Learning how to be a CEO is a trial by fire. Until you have occupied that seat at the table, sat in that corner office, or had the weight of an entire organization on your shoulders, it is difficult to grasp the scope of this leadership role. Or the isolation. Who do you ask for help? To whom do you turn for guidance and support? These are questions that Mary*, an inexperienced CEO, was grappling with as her company struggled.

Growing Pains
Mary worked within her company for years. Her strong background in finance and accounting, coupled with an in-depth knowledge of the business, helped propel her to the top job. And… here she was. She’d never run a business before, and the pressure on her – on every CEO – was tremendous. It threatened to crush both her and the company.

In a time when professional services companies are experiencing growth (especially in “hot” sectors like IT), Mary’s organization was stagnant. Why? She had great people, a solid service offering. What was she doing wrong – or not doing right? How could she seize the opportunities she had to grow?
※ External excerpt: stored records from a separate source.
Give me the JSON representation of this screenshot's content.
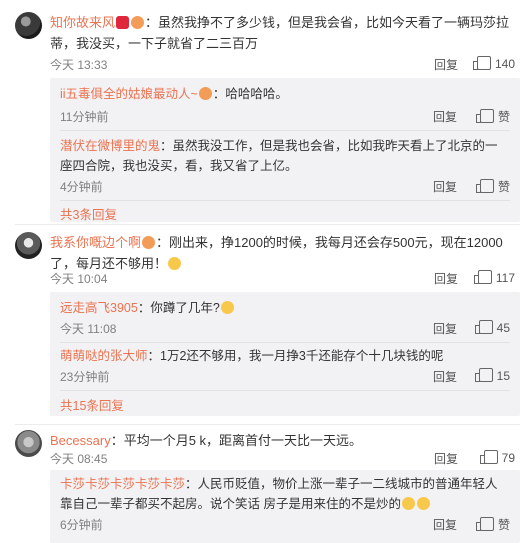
{
  "comments": [
    {
      "username": "知你故来风",
      "text": "：虽然我挣不了多少钱，但是我会省，比如今天看了一辆玛莎拉蒂，我没买，一下子就省了二三百万",
      "time": "今天 13:33",
      "reply_label": "回复",
      "likes": "140",
      "replies": [
        {
          "username": "ii五毒俱全的姑娘最动人~",
          "text": "：哈哈哈哈。",
          "time": "11分钟前",
          "reply_label": "回复",
          "like_label": "赞"
        },
        {
          "username": "潜伏在微博里的鬼",
          "text": "：虽然我没工作，但是我也会省，比如我昨天看上了北京的一座四合院，我也没买，看，我又省了上亿。",
          "time": "4分钟前",
          "reply_label": "回复",
          "like_label": "赞"
        }
      ],
      "more_replies": "共3条回复"
    },
    {
      "username": "我系你嘅边个啊",
      "text": "：刚出来，挣1200的时候，我每月还会存500元，现在12000了，每月还不够用！",
      "time": "今天 10:04",
      "reply_label": "回复",
      "likes": "117",
      "replies": [
        {
          "username": "远走高飞3905",
          "text": "：你蹲了几年?",
          "time": "今天 11:08",
          "reply_label": "回复",
          "like_label": "45"
        },
        {
          "username": "萌萌哒的张大师",
          "text": "：1万2还不够用，我一月挣3千还能存个十几块钱的呢",
          "time": "23分钟前",
          "reply_label": "回复",
          "like_label": "15"
        }
      ],
      "more_replies": "共15条回复"
    },
    {
      "username": "Becessary",
      "text": "：平均一个月5 k，距离首付一天比一天远。",
      "time": "今天 08:45",
      "reply_label": "回复",
      "likes": "79",
      "replies": [
        {
          "username": "卡莎卡莎卡莎卡莎卡莎",
          "text": "：人民币贬值，物价上涨一辈子一二线城市的普通年轻人靠自己一辈子都买不起房。说个笑话 房子是用来住的不是炒的",
          "time": "6分钟前",
          "reply_label": "回复",
          "like_label": "赞"
        }
      ]
    }
  ]
}
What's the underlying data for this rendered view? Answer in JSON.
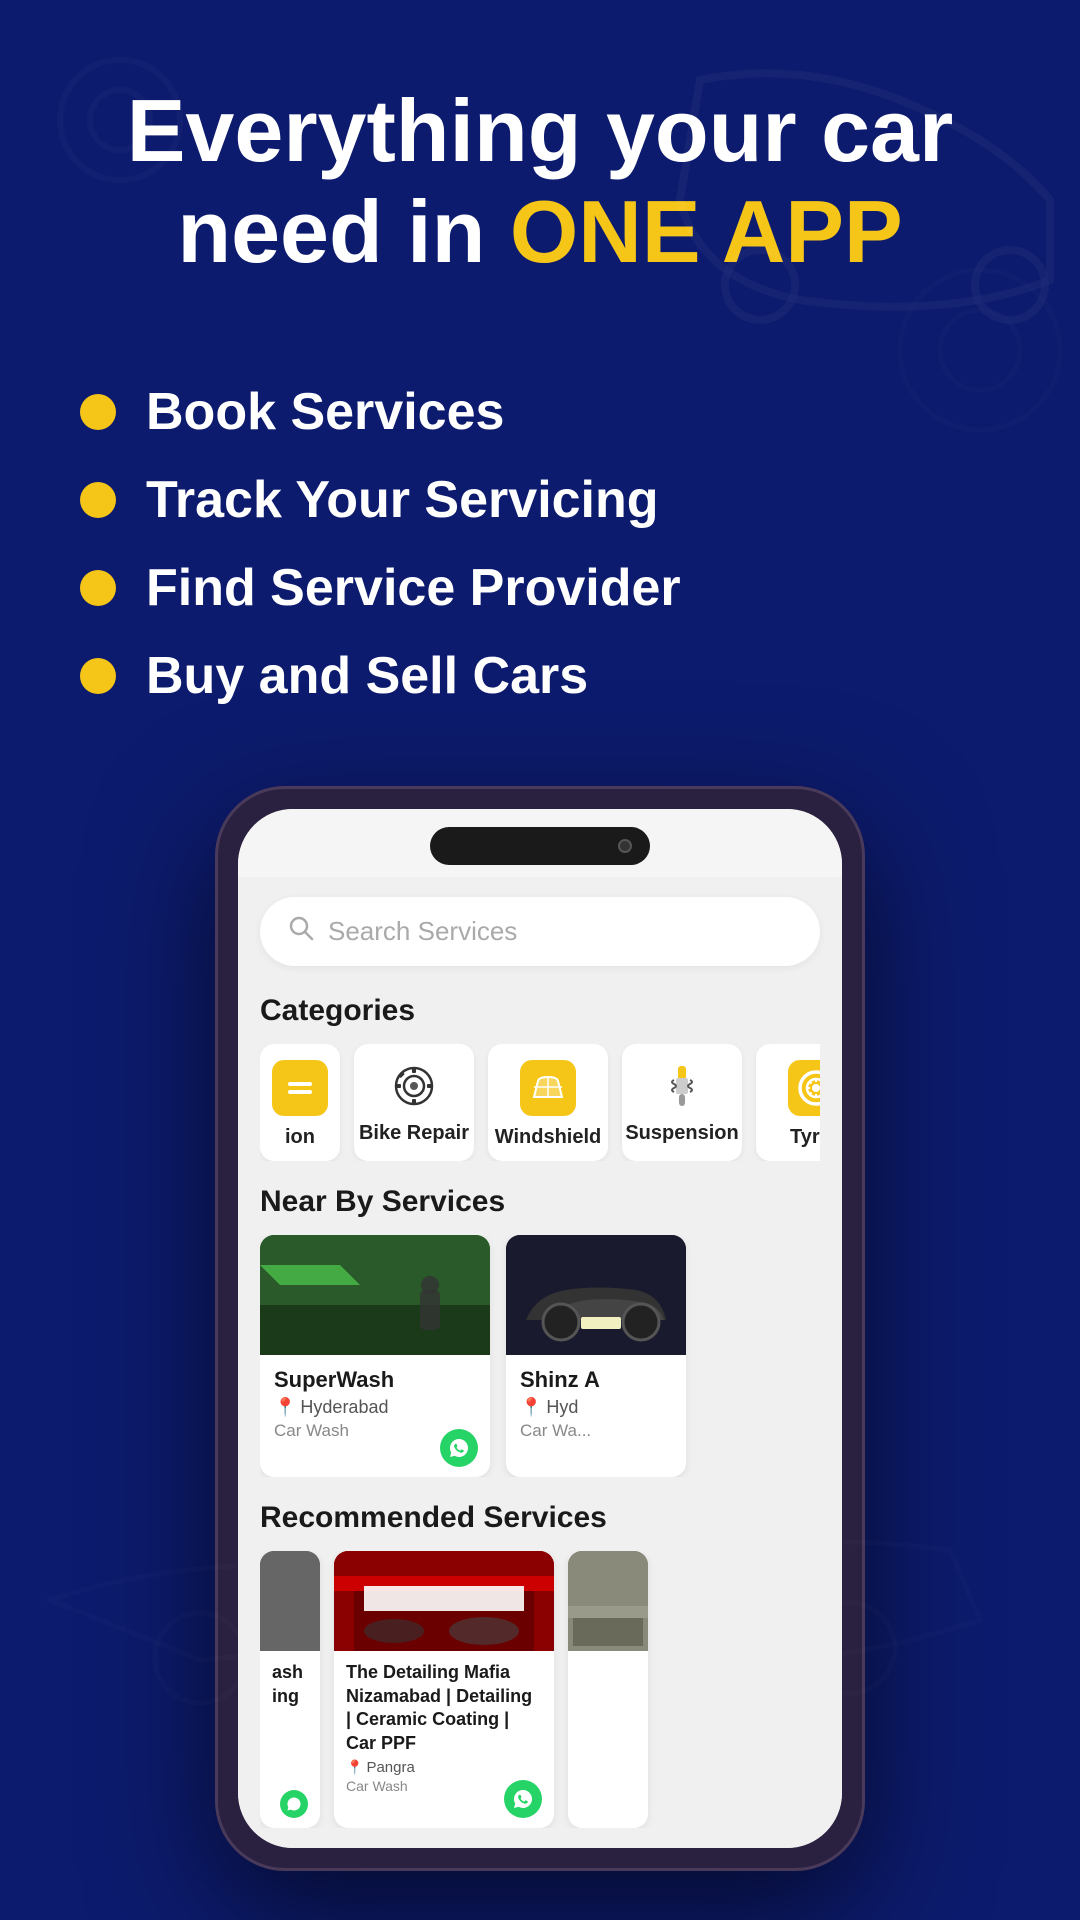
{
  "hero": {
    "title_line1": "Everything your car",
    "title_line2": "need in ",
    "title_highlight": "ONE APP",
    "features": [
      {
        "id": "book",
        "text": "Book Services"
      },
      {
        "id": "track",
        "text": "Track Your Servicing"
      },
      {
        "id": "find",
        "text": "Find Service Provider"
      },
      {
        "id": "buy",
        "text": "Buy and Sell Cars"
      }
    ]
  },
  "phone": {
    "search": {
      "placeholder": "Search Services"
    },
    "categories": {
      "title": "Categories",
      "items": [
        {
          "id": "partial",
          "label": "ion",
          "icon": "🔩",
          "bg": "yellow"
        },
        {
          "id": "bike-repair",
          "label": "Bike Repair",
          "icon": "⚙️",
          "bg": "none"
        },
        {
          "id": "windshield",
          "label": "Windshield",
          "icon": "🟨",
          "bg": "yellow"
        },
        {
          "id": "suspension",
          "label": "Suspension",
          "icon": "🔧",
          "bg": "none"
        },
        {
          "id": "tyres",
          "label": "Tyres",
          "icon": "⭕",
          "bg": "yellow"
        }
      ]
    },
    "nearby": {
      "title": "Near By Services",
      "items": [
        {
          "id": "superwash",
          "name": "SuperWash",
          "location": "Hyderabad",
          "type": "Car Wash",
          "img_color": "green"
        },
        {
          "id": "shinz",
          "name": "Shinz A",
          "location": "Hyd",
          "type": "Car Wa...",
          "img_color": "dark"
        }
      ]
    },
    "recommended": {
      "title": "Recommended Services",
      "items": [
        {
          "id": "partial-left",
          "name": "ash\ning",
          "location": "",
          "type": "",
          "img_color": "shop"
        },
        {
          "id": "detailing-mafia",
          "name": "The Detailing Mafia Nizamabad | Detailing | Ceramic Coating | Car PPF",
          "location": "Pangra",
          "type": "Car Wash",
          "img_color": "red"
        },
        {
          "id": "partial-right",
          "name": "",
          "location": "",
          "type": "",
          "img_color": "shop"
        }
      ]
    }
  },
  "colors": {
    "bg_dark": "#0d1b6e",
    "accent_yellow": "#f5c518",
    "white": "#ffffff",
    "whatsapp": "#25D366"
  }
}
For Mary, failure, or simply mediocrity, was not acceptable. After floundering by herself for over a year, she knew she needed help. Understanding the value of support from fellow CEOs, she researched every peer group she could find. Mary didn’t want a good teacher. She didn’t want an MBA leading a class. She wanted CEOs who lived and breathed the same pressures and struggles she did and who overcame them to lead with confidence.

Half-Baked Potato
Vistage was a natural fit. Mary’s peers, and her Vistage Chair, helped her clarify her goals – and also identify her pain point. See, Mary was a reader. She tried to learn how to become a good CEO by devouring book after book. One quarter, she’d implement this hot topic. The next, she’d reverse course and try another trend. Nothing worked.

In Everything I Ever Needed to Know I Learned in Vistage, Tim McCarthy recalls some of the best advice he received from renowned executive and entrepreneur David Camiener: “You are the man of the half-baked potato.” McCarthy had a propensity for having a great new idea – all the time. The group helped him learn to “bake [his] potatoes fully” before he threw in the next batch to cook.

This was Mary’s challenge: she was serving up half-baked potatoes. One of her peers recommended a book. Yes, another book! The difference was that Mary could use this one –Traction: Get a Grip on Your Business  by Gino Wickman – as a template for running her business.

Traction focuses on strengthening six key components of leadership and conveys real-world experience. As Wickman writes, it’s not a “silver bullet management book or flavor-of-the-month strategy.” Instead, it provides useful, applicable tips that leaders can use – starting today.

Getting a Grip
Rather than jumping from idea to idea, Mary used Wickman’s guide to gain traction in her business. She learned to put order into the chaos. One example: her weekly meetings – previously disorganized re-hashings of last week’s news – became sharp, focused, and productive.

Mary’s newly forged command over the company, and the confidence that comes with it, extends to other areas. After her first year in Vistage, she led the business to its best year yet. The next year, she’s managed to keep that pace. The top and bottom line results are impressive – but more impressive still is Mary.

She’s a real CEO now. Through her story of growth, she brings validity and realism to discussions. Her insights inspire and instruct. Mary’s perspectives and experiences benefit every other member of her peer group as they work to overcome their own challenges and pursue their own goals.

The value of Vistage is that you give as much, and as meaningfully, as you get. Learning how to be a CEO may be a trial by fire, but there is no need to go it alone.

*This name has been changed for confidentiality.